= Beginning of Section =

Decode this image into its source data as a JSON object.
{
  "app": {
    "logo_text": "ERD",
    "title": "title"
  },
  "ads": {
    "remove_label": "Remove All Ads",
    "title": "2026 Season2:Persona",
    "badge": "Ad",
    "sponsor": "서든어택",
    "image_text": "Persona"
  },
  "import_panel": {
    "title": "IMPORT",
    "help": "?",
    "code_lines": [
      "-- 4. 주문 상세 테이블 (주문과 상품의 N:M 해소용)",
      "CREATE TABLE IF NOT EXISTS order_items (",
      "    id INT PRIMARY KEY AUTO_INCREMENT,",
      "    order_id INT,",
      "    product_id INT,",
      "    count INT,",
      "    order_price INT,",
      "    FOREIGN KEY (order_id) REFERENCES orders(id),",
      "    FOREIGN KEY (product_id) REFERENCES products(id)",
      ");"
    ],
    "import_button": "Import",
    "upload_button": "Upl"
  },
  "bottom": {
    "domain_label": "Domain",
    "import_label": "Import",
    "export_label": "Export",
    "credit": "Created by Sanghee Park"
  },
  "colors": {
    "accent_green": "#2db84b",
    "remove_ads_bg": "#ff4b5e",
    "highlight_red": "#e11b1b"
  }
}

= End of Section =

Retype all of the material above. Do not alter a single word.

Decode this image into its source data as a JSON object.
{
  "app": {
    "logo_text": "ERD",
    "title": "title"
  },
  "ads": {
    "remove_label": "Remove All Ads",
    "title": "2026 Season2:Persona",
    "badge": "Ad",
    "sponsor": "서든어택",
    "image_text": "Persona"
  },
  "import_panel": {
    "title": "IMPORT",
    "help": "?",
    "code_lines": [
      "-- 4. 주문 상세 테이블 (주문과 상품의 N:M 해소용)",
      "CREATE TABLE IF NOT EXISTS order_items (",
      "    id INT PRIMARY KEY AUTO_INCREMENT,",
      "    order_id INT,",
      "    product_id INT,",
      "    count INT,",
      "    order_price INT,",
      "    FOREIGN KEY (order_id) REFERENCES orders(id),",
      "    FOREIGN KEY (product_id) REFERENCES products(id)",
      ");"
    ],
    "import_button": "Import",
    "upload_button": "Upl"
  },
  "bottom": {
    "domain_label": "Domain",
    "import_label": "Import",
    "export_label": "Export",
    "credit": "Created by Sanghee Park"
  },
  "colors": {
    "accent_green": "#2db84b",
    "remove_ads_bg": "#ff4b5e",
    "highlight_red": "#e11b1b"
  }
}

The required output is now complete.